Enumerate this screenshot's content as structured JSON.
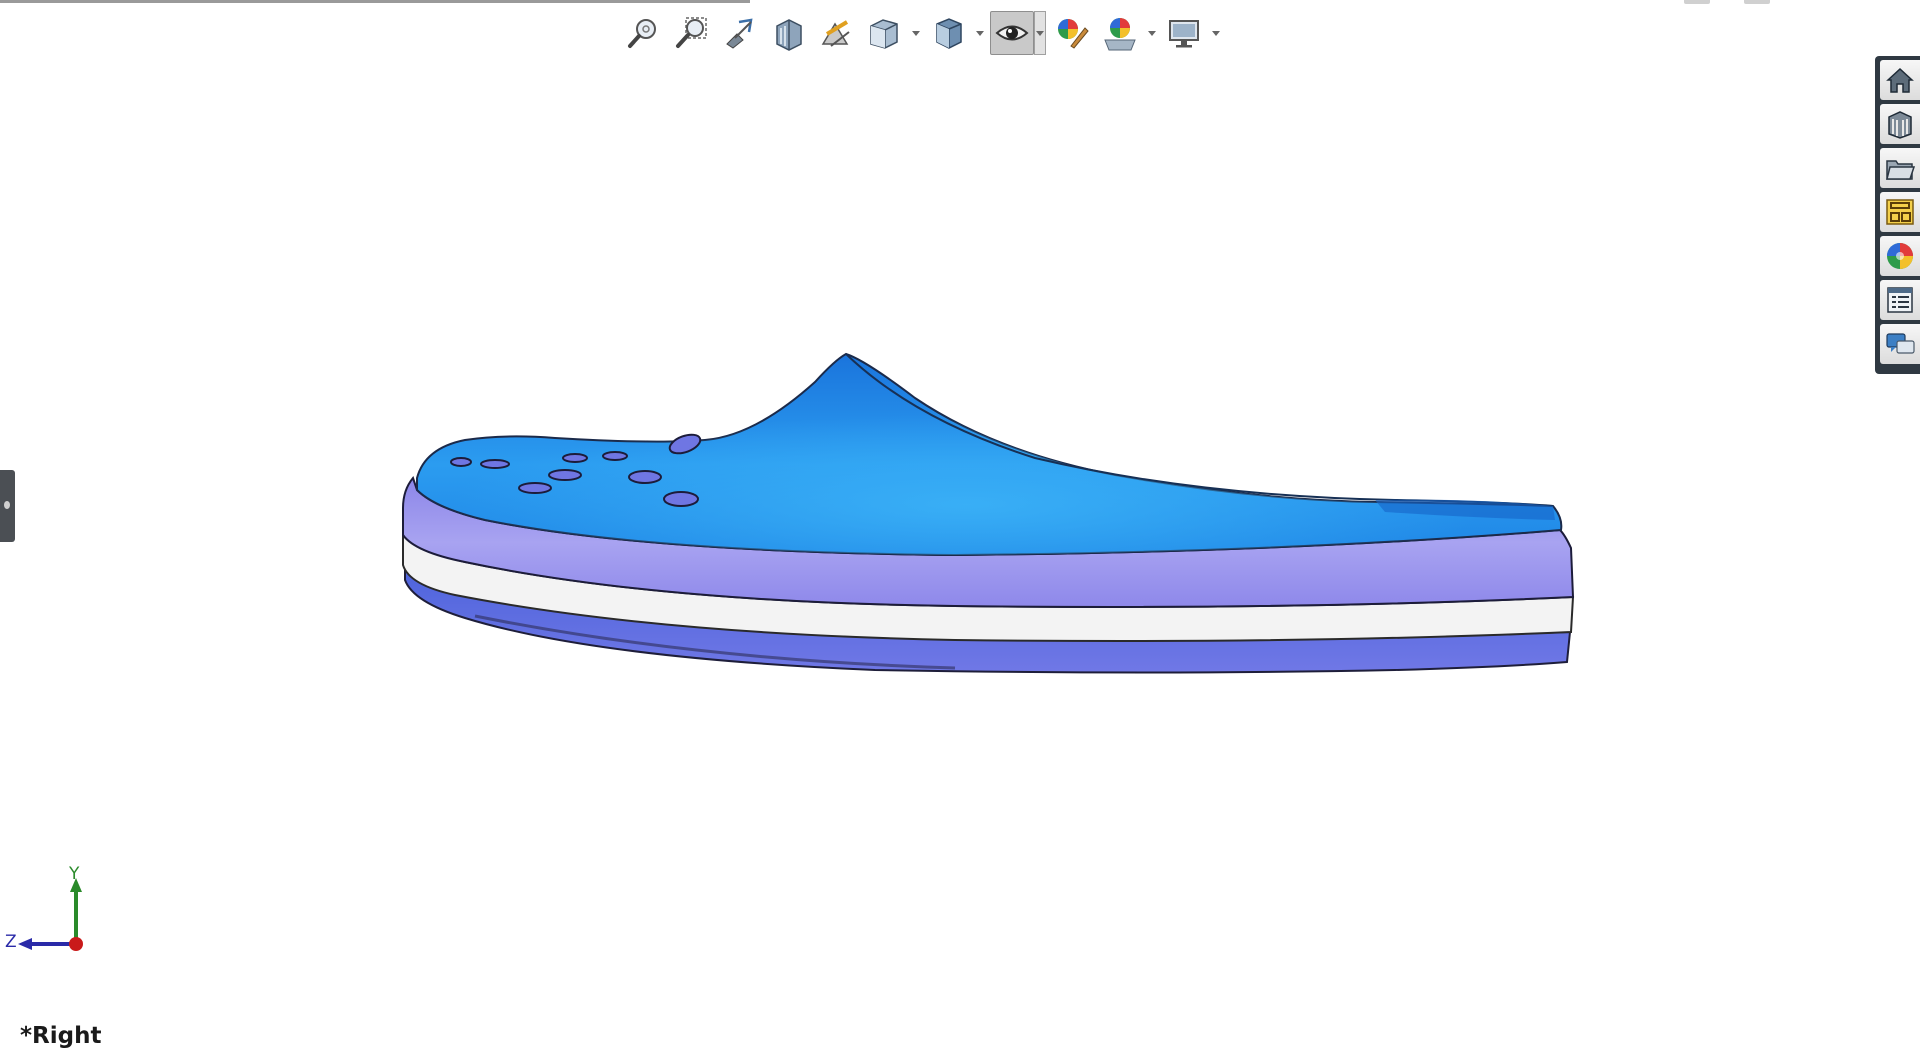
{
  "toolbar": {
    "buttons": [
      {
        "name": "zoom-to-fit-icon"
      },
      {
        "name": "zoom-to-area-icon"
      },
      {
        "name": "previous-view-icon"
      },
      {
        "name": "section-view-icon"
      },
      {
        "name": "dynamic-annotation-views-icon"
      },
      {
        "name": "view-orientation-icon",
        "dropdown": true
      },
      {
        "name": "display-style-icon",
        "dropdown": true
      },
      {
        "name": "hide-show-items-icon",
        "dropdown": true,
        "active": true
      },
      {
        "name": "edit-appearance-icon"
      },
      {
        "name": "apply-scene-icon",
        "dropdown": true
      },
      {
        "name": "view-settings-icon",
        "dropdown": true
      }
    ]
  },
  "task_pane": {
    "tabs": [
      {
        "name": "solidworks-resources-icon"
      },
      {
        "name": "design-library-icon"
      },
      {
        "name": "file-explorer-icon"
      },
      {
        "name": "view-palette-icon"
      },
      {
        "name": "appearances-scenes-decals-icon"
      },
      {
        "name": "custom-properties-icon"
      },
      {
        "name": "forum-icon"
      }
    ]
  },
  "colors": {
    "upper": "#1e8ae8",
    "upper_light": "#34a8f5",
    "midsole": "#9a96ee",
    "stripe": "#f4f4f4",
    "outsole": "#6a72e4"
  },
  "triad": {
    "y_label": "Y",
    "z_label": "Z"
  },
  "view_name": "*Right"
}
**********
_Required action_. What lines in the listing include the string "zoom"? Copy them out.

_Reply_.
        "name": "zoom-to-fit-icon"
        "name": "zoom-to-area-icon"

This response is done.